Data for analysis ->
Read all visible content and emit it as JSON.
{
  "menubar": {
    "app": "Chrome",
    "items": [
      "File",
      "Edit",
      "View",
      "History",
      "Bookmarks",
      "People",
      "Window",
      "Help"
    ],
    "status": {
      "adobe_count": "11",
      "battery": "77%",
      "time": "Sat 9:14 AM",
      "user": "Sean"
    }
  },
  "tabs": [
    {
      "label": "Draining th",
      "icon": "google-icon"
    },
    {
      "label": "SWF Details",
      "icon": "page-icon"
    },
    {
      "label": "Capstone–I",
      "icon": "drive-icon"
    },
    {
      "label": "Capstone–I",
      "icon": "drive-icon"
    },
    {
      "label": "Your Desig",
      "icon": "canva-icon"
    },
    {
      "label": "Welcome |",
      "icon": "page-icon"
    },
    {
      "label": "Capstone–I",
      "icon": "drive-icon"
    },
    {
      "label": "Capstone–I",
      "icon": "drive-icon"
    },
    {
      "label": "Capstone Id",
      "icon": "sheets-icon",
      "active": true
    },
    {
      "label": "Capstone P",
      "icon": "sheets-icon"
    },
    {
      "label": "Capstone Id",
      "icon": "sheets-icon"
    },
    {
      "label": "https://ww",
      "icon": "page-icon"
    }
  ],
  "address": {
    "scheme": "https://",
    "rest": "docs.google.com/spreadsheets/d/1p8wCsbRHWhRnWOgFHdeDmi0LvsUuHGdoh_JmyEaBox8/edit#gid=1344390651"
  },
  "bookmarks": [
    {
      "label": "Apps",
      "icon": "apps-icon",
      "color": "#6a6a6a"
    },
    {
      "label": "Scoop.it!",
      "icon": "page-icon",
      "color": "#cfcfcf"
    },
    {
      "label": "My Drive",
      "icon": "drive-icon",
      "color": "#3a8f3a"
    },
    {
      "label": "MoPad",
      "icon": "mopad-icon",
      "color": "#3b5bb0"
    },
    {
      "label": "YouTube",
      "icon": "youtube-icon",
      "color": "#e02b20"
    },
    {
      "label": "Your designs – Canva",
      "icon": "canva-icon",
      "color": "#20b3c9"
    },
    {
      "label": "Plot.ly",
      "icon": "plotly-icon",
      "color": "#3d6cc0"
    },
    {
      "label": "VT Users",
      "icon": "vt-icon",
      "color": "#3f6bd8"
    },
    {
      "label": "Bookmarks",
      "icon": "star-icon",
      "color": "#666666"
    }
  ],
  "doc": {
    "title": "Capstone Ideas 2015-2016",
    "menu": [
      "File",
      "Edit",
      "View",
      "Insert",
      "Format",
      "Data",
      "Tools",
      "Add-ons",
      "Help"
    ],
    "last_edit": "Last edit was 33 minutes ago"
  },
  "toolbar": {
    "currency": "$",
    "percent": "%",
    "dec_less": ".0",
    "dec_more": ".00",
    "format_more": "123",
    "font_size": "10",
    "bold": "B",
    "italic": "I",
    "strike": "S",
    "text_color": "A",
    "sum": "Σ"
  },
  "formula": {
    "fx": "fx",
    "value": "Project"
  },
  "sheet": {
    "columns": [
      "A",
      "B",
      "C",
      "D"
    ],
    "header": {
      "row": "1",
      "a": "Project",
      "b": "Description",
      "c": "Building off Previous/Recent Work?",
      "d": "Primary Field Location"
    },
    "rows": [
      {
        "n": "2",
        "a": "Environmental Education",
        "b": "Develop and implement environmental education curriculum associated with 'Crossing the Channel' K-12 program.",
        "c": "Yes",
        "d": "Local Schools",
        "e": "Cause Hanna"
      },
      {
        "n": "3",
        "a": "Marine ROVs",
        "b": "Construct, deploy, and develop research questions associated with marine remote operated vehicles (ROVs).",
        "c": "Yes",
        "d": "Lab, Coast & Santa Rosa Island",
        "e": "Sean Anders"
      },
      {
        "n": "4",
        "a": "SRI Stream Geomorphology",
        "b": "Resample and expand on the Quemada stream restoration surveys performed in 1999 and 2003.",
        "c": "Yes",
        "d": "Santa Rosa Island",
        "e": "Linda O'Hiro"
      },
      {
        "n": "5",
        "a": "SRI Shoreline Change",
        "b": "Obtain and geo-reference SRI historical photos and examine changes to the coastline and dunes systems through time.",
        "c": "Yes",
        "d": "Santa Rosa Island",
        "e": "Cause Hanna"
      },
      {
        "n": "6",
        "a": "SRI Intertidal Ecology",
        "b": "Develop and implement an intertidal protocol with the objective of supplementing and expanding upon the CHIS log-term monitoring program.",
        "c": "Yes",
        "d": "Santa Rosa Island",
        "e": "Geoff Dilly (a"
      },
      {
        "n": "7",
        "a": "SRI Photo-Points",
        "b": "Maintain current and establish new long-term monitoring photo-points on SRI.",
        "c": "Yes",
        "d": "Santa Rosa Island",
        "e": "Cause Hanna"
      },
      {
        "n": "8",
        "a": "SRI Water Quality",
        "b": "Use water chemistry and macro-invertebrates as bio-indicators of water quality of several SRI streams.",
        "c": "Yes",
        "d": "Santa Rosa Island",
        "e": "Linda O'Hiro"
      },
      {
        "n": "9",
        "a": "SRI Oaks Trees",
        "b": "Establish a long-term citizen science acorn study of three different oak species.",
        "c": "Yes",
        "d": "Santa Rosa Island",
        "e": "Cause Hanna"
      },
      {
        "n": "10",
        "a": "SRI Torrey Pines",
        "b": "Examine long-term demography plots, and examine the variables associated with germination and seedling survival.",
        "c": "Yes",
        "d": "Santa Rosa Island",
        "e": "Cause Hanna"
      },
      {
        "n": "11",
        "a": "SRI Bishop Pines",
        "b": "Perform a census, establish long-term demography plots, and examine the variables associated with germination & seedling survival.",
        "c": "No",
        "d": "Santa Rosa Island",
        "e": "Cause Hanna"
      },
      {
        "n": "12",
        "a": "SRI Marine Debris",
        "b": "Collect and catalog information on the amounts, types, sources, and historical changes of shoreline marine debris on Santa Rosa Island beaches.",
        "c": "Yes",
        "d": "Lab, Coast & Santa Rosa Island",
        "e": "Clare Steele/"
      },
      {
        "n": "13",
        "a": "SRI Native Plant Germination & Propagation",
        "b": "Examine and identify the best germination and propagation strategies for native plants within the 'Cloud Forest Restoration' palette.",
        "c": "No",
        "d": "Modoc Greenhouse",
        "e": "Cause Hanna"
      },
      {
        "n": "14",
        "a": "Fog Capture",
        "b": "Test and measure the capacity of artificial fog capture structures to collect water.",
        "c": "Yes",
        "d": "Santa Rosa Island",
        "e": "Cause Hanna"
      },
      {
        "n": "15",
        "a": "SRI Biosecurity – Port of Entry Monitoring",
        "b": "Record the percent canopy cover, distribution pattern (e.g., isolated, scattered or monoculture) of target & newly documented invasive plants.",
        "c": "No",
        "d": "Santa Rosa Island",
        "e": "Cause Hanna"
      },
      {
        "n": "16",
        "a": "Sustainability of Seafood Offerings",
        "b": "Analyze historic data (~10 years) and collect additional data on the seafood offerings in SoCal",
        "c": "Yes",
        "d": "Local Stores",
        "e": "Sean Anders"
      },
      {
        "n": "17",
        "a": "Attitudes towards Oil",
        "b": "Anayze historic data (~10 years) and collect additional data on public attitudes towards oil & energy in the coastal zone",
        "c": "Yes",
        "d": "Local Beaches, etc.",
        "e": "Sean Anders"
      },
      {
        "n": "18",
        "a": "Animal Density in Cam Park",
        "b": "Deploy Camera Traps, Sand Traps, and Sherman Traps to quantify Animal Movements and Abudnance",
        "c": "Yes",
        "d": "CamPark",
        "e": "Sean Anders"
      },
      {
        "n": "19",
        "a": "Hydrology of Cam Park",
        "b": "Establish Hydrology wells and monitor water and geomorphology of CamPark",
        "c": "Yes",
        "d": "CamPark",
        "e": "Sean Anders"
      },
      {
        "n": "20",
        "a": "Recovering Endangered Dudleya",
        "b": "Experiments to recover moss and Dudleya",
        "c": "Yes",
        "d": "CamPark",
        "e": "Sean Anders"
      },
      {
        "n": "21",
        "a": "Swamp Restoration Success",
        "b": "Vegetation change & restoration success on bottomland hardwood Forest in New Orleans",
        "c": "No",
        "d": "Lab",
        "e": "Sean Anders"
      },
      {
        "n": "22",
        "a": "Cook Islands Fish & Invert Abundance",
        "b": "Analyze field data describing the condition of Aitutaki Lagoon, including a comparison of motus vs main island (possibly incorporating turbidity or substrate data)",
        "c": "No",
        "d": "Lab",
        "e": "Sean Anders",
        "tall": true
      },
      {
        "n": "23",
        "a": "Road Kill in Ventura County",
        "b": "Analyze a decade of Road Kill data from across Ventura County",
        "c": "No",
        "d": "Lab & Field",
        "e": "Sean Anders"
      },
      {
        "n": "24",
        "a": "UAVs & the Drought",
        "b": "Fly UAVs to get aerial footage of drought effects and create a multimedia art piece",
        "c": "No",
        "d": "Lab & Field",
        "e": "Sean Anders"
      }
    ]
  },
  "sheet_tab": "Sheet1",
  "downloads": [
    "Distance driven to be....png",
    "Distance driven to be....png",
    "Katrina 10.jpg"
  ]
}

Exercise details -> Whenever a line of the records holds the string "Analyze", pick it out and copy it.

Task response ->
        "b": "Analyze historic data (~10 years) and collect additional data on the seafood offerings in SoCal",
        "b": "Analyze field data describing the condition of Aitutaki Lagoon, including a comparison of motus vs main island (possibly incorporating turbidity or substrate data)",
        "b": "Analyze a decade of Road Kill data from across Ventura County",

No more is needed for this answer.